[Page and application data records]

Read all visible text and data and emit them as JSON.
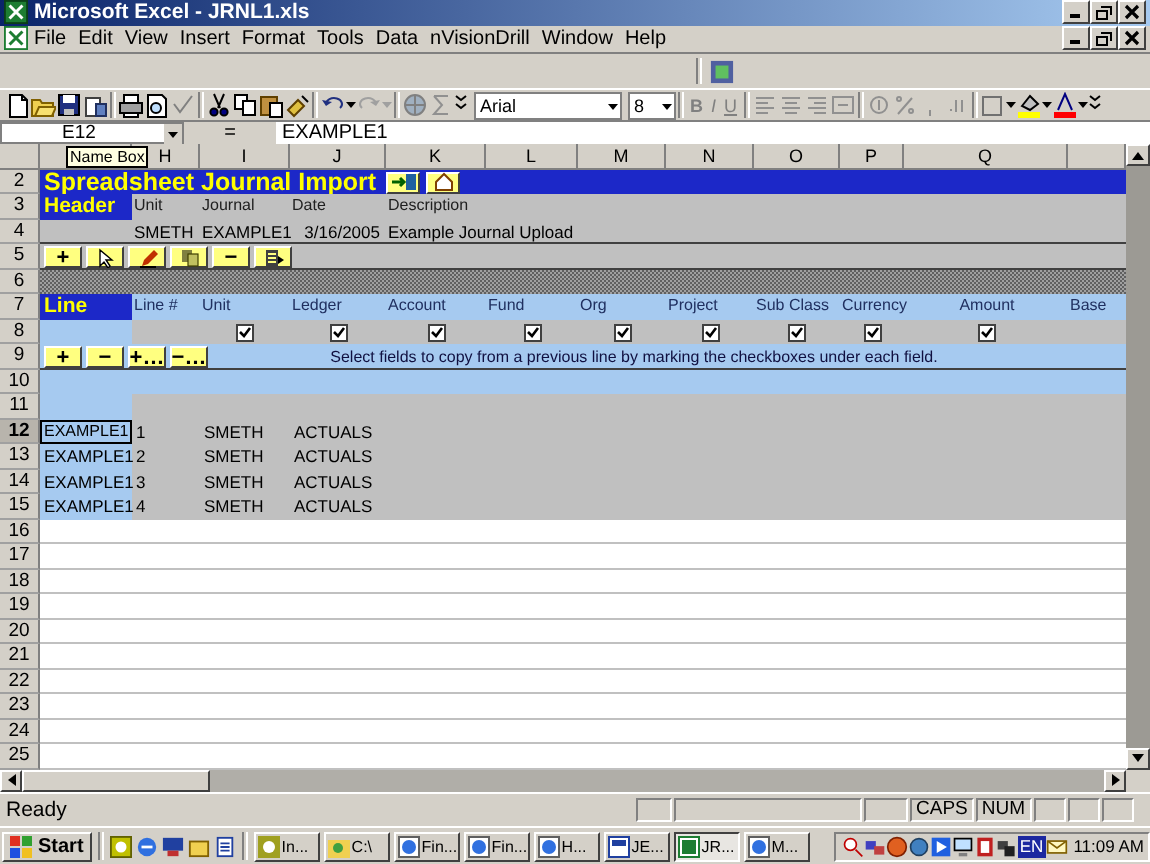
{
  "window": {
    "title": "Microsoft Excel - JRNL1.xls"
  },
  "menu": [
    "File",
    "Edit",
    "View",
    "Insert",
    "Format",
    "Tools",
    "Data",
    "nVisionDrill",
    "Window",
    "Help"
  ],
  "toolbar": {
    "font": "Arial",
    "size": "8",
    "format_buttons": [
      "B",
      "I",
      "U"
    ]
  },
  "formula_bar": {
    "name_box": "E12",
    "sign": "=",
    "value": "EXAMPLE1",
    "tooltip": "Name Box"
  },
  "columns": [
    "H",
    "I",
    "J",
    "K",
    "L",
    "M",
    "N",
    "O",
    "P",
    "Q"
  ],
  "row_headers": [
    {
      "label": "2",
      "selected": false
    },
    {
      "label": "3",
      "selected": false
    },
    {
      "label": "4",
      "selected": false
    },
    {
      "label": "5",
      "selected": false
    },
    {
      "label": "6",
      "selected": false
    },
    {
      "label": "7",
      "selected": false
    },
    {
      "label": "8",
      "selected": false
    },
    {
      "label": "9",
      "selected": false
    },
    {
      "label": "10",
      "selected": false
    },
    {
      "label": "11",
      "selected": false
    },
    {
      "label": "12",
      "selected": true
    },
    {
      "label": "13",
      "selected": false
    },
    {
      "label": "14",
      "selected": false
    },
    {
      "label": "15",
      "selected": false
    },
    {
      "label": "16",
      "selected": false
    },
    {
      "label": "17",
      "selected": false
    },
    {
      "label": "18",
      "selected": false
    },
    {
      "label": "19",
      "selected": false
    },
    {
      "label": "20",
      "selected": false
    },
    {
      "label": "21",
      "selected": false
    },
    {
      "label": "22",
      "selected": false
    },
    {
      "label": "23",
      "selected": false
    },
    {
      "label": "24",
      "selected": false
    },
    {
      "label": "25",
      "selected": false
    }
  ],
  "sheet": {
    "title": "Spreadsheet Journal Import",
    "title_buttons": [
      {
        "kind": "import"
      },
      {
        "kind": "home"
      }
    ],
    "header": {
      "label": "Header",
      "fields": [
        {
          "label": "Unit",
          "value": "SMETH"
        },
        {
          "label": "Journal",
          "value": "EXAMPLE1"
        },
        {
          "label": "Date",
          "value": "3/16/2005"
        },
        {
          "label": "Description",
          "value": "Example Journal Upload"
        }
      ]
    },
    "header_buttons": [
      {
        "kind": "text",
        "label": "+"
      },
      {
        "kind": "cursor"
      },
      {
        "kind": "pencil"
      },
      {
        "kind": "copy"
      },
      {
        "kind": "text",
        "label": "−"
      },
      {
        "kind": "list"
      }
    ],
    "line": {
      "label": "Line",
      "fields": [
        {
          "label": "Line #"
        },
        {
          "label": "Unit",
          "checked": true
        },
        {
          "label": "Ledger",
          "checked": true
        },
        {
          "label": "Account",
          "checked": true
        },
        {
          "label": "Fund",
          "checked": true
        },
        {
          "label": "Org",
          "checked": true
        },
        {
          "label": "Project",
          "checked": true
        },
        {
          "label": "Sub Class",
          "checked": true
        },
        {
          "label": "Currency",
          "checked": true
        },
        {
          "label": "Amount",
          "checked": true
        },
        {
          "label": "Base"
        }
      ]
    },
    "line_buttons": [
      {
        "kind": "text",
        "label": "+"
      },
      {
        "kind": "text",
        "label": "−"
      },
      {
        "kind": "text",
        "label": "+…"
      },
      {
        "kind": "text",
        "label": "−…"
      }
    ],
    "hint": "Select fields to copy from a previous line by marking the checkboxes under each field.",
    "lines": [
      {
        "journal": "EXAMPLE1",
        "line": "1",
        "unit": "SMETH",
        "ledger": "ACTUALS"
      },
      {
        "journal": "EXAMPLE1",
        "line": "2",
        "unit": "SMETH",
        "ledger": "ACTUALS"
      },
      {
        "journal": "EXAMPLE1",
        "line": "3",
        "unit": "SMETH",
        "ledger": "ACTUALS"
      },
      {
        "journal": "EXAMPLE1",
        "line": "4",
        "unit": "SMETH",
        "ledger": "ACTUALS"
      }
    ]
  },
  "status_bar": {
    "text": "Ready",
    "indicators": [
      "CAPS",
      "NUM"
    ]
  },
  "taskbar": {
    "start": "Start",
    "tasks": [
      {
        "label": "In...",
        "kind": "app",
        "selected": false
      },
      {
        "label": "C:\\",
        "kind": "explorer",
        "selected": false
      },
      {
        "label": "Fin...",
        "kind": "browser",
        "selected": false
      },
      {
        "label": "Fin...",
        "kind": "browser",
        "selected": false
      },
      {
        "label": "H...",
        "kind": "browser",
        "selected": false
      },
      {
        "label": "JE...",
        "kind": "doc",
        "selected": false
      },
      {
        "label": "JR...",
        "kind": "excel",
        "selected": true
      },
      {
        "label": "M...",
        "kind": "browser",
        "selected": false
      }
    ],
    "language": "EN",
    "clock": "11:09 AM"
  }
}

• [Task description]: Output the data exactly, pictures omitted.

• [Exercise solution]:
Read all visible text and data and emit them as JSON.
{
  "window": {
    "title": "Microsoft Excel - JRNL1.xls"
  },
  "menu": [
    "File",
    "Edit",
    "View",
    "Insert",
    "Format",
    "Tools",
    "Data",
    "nVisionDrill",
    "Window",
    "Help"
  ],
  "toolbar": {
    "font": "Arial",
    "size": "8",
    "format_buttons": [
      "B",
      "I",
      "U"
    ]
  },
  "formula_bar": {
    "name_box": "E12",
    "sign": "=",
    "value": "EXAMPLE1",
    "tooltip": "Name Box"
  },
  "columns": [
    "H",
    "I",
    "J",
    "K",
    "L",
    "M",
    "N",
    "O",
    "P",
    "Q"
  ],
  "row_headers": [
    {
      "label": "2",
      "selected": false
    },
    {
      "label": "3",
      "selected": false
    },
    {
      "label": "4",
      "selected": false
    },
    {
      "label": "5",
      "selected": false
    },
    {
      "label": "6",
      "selected": false
    },
    {
      "label": "7",
      "selected": false
    },
    {
      "label": "8",
      "selected": false
    },
    {
      "label": "9",
      "selected": false
    },
    {
      "label": "10",
      "selected": false
    },
    {
      "label": "11",
      "selected": false
    },
    {
      "label": "12",
      "selected": true
    },
    {
      "label": "13",
      "selected": false
    },
    {
      "label": "14",
      "selected": false
    },
    {
      "label": "15",
      "selected": false
    },
    {
      "label": "16",
      "selected": false
    },
    {
      "label": "17",
      "selected": false
    },
    {
      "label": "18",
      "selected": false
    },
    {
      "label": "19",
      "selected": false
    },
    {
      "label": "20",
      "selected": false
    },
    {
      "label": "21",
      "selected": false
    },
    {
      "label": "22",
      "selected": false
    },
    {
      "label": "23",
      "selected": false
    },
    {
      "label": "24",
      "selected": false
    },
    {
      "label": "25",
      "selected": false
    }
  ],
  "sheet": {
    "title": "Spreadsheet Journal Import",
    "title_buttons": [
      {
        "kind": "import"
      },
      {
        "kind": "home"
      }
    ],
    "header": {
      "label": "Header",
      "fields": [
        {
          "label": "Unit",
          "value": "SMETH"
        },
        {
          "label": "Journal",
          "value": "EXAMPLE1"
        },
        {
          "label": "Date",
          "value": "3/16/2005"
        },
        {
          "label": "Description",
          "value": "Example Journal Upload"
        }
      ]
    },
    "header_buttons": [
      {
        "kind": "text",
        "label": "+"
      },
      {
        "kind": "cursor"
      },
      {
        "kind": "pencil"
      },
      {
        "kind": "copy"
      },
      {
        "kind": "text",
        "label": "−"
      },
      {
        "kind": "list"
      }
    ],
    "line": {
      "label": "Line",
      "fields": [
        {
          "label": "Line #"
        },
        {
          "label": "Unit",
          "checked": true
        },
        {
          "label": "Ledger",
          "checked": true
        },
        {
          "label": "Account",
          "checked": true
        },
        {
          "label": "Fund",
          "checked": true
        },
        {
          "label": "Org",
          "checked": true
        },
        {
          "label": "Project",
          "checked": true
        },
        {
          "label": "Sub Class",
          "checked": true
        },
        {
          "label": "Currency",
          "checked": true
        },
        {
          "label": "Amount",
          "checked": true
        },
        {
          "label": "Base"
        }
      ]
    },
    "line_buttons": [
      {
        "kind": "text",
        "label": "+"
      },
      {
        "kind": "text",
        "label": "−"
      },
      {
        "kind": "text",
        "label": "+…"
      },
      {
        "kind": "text",
        "label": "−…"
      }
    ],
    "hint": "Select fields to copy from a previous line by marking the checkboxes under each field.",
    "lines": [
      {
        "journal": "EXAMPLE1",
        "line": "1",
        "unit": "SMETH",
        "ledger": "ACTUALS"
      },
      {
        "journal": "EXAMPLE1",
        "line": "2",
        "unit": "SMETH",
        "ledger": "ACTUALS"
      },
      {
        "journal": "EXAMPLE1",
        "line": "3",
        "unit": "SMETH",
        "ledger": "ACTUALS"
      },
      {
        "journal": "EXAMPLE1",
        "line": "4",
        "unit": "SMETH",
        "ledger": "ACTUALS"
      }
    ]
  },
  "status_bar": {
    "text": "Ready",
    "indicators": [
      "CAPS",
      "NUM"
    ]
  },
  "taskbar": {
    "start": "Start",
    "tasks": [
      {
        "label": "In...",
        "kind": "app",
        "selected": false
      },
      {
        "label": "C:\\",
        "kind": "explorer",
        "selected": false
      },
      {
        "label": "Fin...",
        "kind": "browser",
        "selected": false
      },
      {
        "label": "Fin...",
        "kind": "browser",
        "selected": false
      },
      {
        "label": "H...",
        "kind": "browser",
        "selected": false
      },
      {
        "label": "JE...",
        "kind": "doc",
        "selected": false
      },
      {
        "label": "JR...",
        "kind": "excel",
        "selected": true
      },
      {
        "label": "M...",
        "kind": "browser",
        "selected": false
      }
    ],
    "language": "EN",
    "clock": "11:09 AM"
  }
}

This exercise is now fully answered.